(Items from an interface collection)
□ □ □ □

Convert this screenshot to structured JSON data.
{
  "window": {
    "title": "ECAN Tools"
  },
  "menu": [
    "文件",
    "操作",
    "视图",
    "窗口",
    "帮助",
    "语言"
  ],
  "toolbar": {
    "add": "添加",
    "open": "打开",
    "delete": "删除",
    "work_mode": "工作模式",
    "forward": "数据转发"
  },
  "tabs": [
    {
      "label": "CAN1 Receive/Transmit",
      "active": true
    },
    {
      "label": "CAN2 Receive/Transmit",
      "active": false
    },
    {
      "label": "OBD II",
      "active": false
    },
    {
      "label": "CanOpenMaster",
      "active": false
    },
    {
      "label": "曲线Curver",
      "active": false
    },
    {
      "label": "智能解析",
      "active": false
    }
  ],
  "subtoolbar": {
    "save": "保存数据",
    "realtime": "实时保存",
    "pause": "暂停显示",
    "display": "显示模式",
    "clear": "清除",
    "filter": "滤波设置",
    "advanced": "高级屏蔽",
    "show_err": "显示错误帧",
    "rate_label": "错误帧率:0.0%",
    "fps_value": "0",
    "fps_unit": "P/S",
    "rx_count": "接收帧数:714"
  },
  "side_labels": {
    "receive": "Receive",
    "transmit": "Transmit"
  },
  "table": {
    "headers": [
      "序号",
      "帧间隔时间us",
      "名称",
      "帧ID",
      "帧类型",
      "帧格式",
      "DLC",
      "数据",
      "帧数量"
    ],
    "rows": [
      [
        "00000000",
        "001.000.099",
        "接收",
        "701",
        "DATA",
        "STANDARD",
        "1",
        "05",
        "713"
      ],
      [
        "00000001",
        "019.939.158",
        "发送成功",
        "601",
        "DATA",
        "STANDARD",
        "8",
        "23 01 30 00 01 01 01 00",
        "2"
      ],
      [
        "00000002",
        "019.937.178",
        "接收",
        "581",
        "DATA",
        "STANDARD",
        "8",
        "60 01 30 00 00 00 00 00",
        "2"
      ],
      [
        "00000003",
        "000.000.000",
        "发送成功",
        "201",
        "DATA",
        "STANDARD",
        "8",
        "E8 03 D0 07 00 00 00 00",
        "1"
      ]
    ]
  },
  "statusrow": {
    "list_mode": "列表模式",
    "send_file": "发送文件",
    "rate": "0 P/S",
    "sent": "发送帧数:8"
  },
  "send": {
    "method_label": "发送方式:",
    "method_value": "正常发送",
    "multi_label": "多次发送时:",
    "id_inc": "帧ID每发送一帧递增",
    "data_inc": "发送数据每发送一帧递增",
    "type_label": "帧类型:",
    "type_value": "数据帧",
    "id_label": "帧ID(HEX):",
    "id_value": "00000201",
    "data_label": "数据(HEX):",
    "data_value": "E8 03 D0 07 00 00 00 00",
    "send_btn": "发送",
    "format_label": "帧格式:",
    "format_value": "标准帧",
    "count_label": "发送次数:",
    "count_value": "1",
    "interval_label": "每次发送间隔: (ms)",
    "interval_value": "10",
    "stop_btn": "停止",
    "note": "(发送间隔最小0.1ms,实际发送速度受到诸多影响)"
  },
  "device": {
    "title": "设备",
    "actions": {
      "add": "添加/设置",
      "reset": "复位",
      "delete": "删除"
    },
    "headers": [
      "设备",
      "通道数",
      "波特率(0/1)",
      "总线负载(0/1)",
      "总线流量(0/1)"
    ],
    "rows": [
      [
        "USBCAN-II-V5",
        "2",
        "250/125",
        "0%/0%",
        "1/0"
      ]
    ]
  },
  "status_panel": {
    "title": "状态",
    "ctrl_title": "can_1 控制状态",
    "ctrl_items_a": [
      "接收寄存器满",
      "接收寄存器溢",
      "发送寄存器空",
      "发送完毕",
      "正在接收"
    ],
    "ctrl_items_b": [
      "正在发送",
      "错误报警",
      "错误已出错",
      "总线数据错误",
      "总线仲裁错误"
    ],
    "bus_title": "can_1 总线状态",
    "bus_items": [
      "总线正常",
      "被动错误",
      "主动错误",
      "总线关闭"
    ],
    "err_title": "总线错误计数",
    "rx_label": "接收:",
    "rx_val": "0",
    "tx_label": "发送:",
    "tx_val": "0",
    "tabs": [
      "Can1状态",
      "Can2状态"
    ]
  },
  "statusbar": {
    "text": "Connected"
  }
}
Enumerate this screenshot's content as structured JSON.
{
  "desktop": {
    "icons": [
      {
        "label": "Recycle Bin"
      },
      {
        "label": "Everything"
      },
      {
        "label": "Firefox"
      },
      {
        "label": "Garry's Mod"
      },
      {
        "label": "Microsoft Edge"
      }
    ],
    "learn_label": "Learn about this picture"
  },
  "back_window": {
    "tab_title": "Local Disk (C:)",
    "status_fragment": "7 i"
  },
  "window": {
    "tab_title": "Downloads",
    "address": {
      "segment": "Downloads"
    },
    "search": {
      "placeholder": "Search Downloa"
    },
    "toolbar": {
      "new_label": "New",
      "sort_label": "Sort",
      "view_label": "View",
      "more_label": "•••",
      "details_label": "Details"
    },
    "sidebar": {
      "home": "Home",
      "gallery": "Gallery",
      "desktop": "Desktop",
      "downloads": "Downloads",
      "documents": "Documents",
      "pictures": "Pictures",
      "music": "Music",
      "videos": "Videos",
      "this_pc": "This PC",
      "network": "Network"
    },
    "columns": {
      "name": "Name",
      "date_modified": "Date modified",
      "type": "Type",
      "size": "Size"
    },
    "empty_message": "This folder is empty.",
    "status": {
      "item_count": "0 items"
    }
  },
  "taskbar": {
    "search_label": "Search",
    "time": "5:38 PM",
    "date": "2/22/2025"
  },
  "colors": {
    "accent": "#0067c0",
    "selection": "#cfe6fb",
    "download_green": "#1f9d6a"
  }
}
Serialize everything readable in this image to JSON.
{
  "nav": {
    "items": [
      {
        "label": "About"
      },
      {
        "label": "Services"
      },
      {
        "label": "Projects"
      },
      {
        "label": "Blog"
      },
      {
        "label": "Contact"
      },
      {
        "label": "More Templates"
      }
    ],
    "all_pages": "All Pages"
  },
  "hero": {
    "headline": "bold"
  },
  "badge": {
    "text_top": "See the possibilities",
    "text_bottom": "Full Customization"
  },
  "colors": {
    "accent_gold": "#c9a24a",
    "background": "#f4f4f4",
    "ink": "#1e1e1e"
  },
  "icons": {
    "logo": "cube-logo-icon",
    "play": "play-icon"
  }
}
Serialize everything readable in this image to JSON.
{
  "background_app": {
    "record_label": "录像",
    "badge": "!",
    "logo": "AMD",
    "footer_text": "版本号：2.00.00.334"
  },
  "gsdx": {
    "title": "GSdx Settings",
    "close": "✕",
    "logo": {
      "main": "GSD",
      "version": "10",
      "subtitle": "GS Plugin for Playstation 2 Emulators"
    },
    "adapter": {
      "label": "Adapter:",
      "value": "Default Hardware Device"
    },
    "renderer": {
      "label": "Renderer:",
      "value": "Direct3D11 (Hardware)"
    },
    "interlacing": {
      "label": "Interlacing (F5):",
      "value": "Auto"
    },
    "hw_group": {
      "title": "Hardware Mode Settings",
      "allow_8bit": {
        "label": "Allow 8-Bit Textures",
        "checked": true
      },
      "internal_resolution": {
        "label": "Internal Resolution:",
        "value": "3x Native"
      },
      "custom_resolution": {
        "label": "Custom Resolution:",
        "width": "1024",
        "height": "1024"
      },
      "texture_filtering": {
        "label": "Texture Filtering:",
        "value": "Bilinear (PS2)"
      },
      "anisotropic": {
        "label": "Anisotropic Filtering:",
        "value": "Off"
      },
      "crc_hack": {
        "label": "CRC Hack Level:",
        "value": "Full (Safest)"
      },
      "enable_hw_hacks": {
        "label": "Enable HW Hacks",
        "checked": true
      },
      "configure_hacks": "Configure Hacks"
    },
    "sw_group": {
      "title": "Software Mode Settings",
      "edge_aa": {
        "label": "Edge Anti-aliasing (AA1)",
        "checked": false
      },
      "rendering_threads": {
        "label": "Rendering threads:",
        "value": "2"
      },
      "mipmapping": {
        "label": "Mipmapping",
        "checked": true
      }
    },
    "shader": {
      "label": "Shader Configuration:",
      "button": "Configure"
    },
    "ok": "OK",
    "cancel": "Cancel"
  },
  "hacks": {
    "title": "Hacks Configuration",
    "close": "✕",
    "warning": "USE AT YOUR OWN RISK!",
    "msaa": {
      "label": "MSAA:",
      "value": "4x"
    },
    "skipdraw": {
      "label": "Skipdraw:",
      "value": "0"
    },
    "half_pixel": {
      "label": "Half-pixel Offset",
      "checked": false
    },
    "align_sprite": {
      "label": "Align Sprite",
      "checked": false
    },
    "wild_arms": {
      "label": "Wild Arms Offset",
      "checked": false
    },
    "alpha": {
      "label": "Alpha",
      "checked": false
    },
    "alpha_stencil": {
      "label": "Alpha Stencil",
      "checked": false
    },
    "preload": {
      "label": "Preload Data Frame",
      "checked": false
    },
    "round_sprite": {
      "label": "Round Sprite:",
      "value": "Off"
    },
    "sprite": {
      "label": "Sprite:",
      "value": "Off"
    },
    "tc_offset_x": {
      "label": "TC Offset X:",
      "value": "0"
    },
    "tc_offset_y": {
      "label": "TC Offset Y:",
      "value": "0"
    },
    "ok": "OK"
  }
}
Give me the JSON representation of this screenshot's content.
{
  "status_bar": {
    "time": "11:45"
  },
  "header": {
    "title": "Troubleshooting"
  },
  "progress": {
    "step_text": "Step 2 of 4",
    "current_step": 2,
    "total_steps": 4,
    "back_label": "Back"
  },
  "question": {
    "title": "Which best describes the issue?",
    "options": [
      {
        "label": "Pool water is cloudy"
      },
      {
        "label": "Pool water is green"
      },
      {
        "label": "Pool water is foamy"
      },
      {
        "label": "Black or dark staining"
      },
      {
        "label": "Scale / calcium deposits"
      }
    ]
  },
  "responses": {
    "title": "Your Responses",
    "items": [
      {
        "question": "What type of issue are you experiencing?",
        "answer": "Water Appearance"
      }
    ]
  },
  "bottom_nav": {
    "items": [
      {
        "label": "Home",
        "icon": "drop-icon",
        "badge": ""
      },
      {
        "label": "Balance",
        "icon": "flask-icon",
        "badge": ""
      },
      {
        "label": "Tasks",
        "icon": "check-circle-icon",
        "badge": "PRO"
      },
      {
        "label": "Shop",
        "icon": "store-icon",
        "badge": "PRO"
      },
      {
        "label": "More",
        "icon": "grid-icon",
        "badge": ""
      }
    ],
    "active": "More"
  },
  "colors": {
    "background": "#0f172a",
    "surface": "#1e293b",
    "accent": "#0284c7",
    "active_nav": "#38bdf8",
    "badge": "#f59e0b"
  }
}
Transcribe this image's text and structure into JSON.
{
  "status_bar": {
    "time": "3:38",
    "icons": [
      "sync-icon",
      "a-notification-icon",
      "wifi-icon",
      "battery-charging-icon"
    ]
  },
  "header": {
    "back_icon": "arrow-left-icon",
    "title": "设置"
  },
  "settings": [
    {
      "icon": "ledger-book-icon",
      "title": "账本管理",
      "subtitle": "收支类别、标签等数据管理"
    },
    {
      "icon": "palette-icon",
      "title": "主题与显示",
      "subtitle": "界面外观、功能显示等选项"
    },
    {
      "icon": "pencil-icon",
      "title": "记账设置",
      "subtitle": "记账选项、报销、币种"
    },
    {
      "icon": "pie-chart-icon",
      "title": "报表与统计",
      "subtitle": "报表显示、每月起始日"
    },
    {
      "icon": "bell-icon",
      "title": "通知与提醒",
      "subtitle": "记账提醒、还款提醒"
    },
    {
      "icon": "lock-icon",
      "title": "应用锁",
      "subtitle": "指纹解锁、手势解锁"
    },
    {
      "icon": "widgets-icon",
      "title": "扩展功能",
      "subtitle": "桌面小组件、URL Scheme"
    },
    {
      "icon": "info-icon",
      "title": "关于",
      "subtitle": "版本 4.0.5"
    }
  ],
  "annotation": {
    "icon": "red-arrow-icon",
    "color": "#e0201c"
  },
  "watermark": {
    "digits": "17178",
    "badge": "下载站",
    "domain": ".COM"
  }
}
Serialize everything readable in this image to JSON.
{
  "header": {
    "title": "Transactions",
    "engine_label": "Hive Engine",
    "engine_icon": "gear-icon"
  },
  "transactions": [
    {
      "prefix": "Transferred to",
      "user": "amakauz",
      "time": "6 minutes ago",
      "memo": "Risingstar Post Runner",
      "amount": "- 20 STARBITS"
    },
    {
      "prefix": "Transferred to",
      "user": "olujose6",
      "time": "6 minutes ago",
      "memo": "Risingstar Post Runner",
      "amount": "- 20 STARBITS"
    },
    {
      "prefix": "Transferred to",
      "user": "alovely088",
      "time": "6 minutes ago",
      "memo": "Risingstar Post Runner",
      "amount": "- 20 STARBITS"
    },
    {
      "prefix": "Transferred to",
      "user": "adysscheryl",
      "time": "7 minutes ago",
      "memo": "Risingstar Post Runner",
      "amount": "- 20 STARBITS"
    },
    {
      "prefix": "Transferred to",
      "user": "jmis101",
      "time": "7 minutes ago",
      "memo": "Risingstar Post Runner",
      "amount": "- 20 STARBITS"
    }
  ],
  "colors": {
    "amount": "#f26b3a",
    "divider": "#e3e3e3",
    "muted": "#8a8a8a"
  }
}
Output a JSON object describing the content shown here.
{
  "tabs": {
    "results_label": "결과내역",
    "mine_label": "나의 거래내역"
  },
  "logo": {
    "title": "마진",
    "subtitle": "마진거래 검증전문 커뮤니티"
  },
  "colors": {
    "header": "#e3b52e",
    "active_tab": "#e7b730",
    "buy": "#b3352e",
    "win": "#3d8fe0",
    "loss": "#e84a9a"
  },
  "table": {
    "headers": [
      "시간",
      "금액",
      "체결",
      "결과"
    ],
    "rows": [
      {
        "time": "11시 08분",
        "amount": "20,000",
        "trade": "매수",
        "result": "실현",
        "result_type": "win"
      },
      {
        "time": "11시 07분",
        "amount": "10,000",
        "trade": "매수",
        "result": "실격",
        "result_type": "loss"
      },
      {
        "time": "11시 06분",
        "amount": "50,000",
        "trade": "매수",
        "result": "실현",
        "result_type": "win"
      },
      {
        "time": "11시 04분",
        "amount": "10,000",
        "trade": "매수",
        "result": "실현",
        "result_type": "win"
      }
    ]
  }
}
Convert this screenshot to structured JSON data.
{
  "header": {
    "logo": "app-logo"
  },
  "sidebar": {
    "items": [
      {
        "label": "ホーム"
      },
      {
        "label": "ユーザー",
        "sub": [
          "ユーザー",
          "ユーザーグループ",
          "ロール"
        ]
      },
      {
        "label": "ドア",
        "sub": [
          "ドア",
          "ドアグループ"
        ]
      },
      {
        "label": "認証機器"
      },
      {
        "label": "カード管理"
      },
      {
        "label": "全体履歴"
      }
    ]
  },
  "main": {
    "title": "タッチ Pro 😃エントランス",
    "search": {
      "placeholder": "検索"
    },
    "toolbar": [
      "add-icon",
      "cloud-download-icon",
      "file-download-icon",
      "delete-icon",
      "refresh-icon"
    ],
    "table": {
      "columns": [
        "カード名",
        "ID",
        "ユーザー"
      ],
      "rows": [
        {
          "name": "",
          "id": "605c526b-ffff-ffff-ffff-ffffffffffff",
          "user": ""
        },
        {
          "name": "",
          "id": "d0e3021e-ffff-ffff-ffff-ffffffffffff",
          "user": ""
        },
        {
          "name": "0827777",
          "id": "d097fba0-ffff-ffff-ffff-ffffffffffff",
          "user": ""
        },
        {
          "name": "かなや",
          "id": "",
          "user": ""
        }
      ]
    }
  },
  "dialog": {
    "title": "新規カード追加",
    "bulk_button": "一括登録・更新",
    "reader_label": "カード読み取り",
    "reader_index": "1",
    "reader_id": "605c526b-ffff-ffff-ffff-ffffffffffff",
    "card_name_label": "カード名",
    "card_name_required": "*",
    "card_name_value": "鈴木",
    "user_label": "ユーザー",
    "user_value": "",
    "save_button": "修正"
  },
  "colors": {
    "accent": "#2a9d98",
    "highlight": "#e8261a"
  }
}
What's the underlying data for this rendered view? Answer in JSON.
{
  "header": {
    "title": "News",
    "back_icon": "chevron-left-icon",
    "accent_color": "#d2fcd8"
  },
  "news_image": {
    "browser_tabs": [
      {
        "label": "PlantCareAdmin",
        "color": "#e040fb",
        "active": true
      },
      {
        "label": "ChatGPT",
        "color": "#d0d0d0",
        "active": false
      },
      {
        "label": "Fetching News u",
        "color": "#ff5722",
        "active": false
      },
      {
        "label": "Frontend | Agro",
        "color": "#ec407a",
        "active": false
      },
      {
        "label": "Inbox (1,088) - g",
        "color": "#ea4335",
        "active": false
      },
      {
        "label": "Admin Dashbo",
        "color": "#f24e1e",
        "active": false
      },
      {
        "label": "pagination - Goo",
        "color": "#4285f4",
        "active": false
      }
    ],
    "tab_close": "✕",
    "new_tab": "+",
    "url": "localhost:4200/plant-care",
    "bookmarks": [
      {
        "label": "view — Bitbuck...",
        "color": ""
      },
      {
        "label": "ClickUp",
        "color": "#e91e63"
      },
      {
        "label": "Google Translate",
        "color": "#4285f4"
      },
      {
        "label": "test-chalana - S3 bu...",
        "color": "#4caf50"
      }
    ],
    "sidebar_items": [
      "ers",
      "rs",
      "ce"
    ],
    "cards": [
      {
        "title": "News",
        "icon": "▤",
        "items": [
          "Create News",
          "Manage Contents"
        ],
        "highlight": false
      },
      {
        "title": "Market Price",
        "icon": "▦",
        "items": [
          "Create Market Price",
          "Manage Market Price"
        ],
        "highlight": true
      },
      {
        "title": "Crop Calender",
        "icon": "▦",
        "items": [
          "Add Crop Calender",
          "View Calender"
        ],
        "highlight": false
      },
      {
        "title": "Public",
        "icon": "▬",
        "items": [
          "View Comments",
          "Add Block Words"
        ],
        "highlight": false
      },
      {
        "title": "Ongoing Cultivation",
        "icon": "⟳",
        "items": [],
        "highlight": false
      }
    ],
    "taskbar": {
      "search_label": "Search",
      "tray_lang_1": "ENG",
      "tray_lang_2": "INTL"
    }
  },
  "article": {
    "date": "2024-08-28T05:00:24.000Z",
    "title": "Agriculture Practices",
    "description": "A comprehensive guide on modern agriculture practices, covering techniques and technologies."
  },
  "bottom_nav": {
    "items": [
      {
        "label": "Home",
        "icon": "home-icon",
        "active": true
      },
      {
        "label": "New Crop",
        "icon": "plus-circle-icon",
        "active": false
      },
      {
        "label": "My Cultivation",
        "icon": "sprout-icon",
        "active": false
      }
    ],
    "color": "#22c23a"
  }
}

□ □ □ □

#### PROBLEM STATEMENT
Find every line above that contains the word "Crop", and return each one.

#### EXERCISE OUTPUT
        "title": "Crop Calender",
          "Add Crop Calender",
        "label": "New Crop",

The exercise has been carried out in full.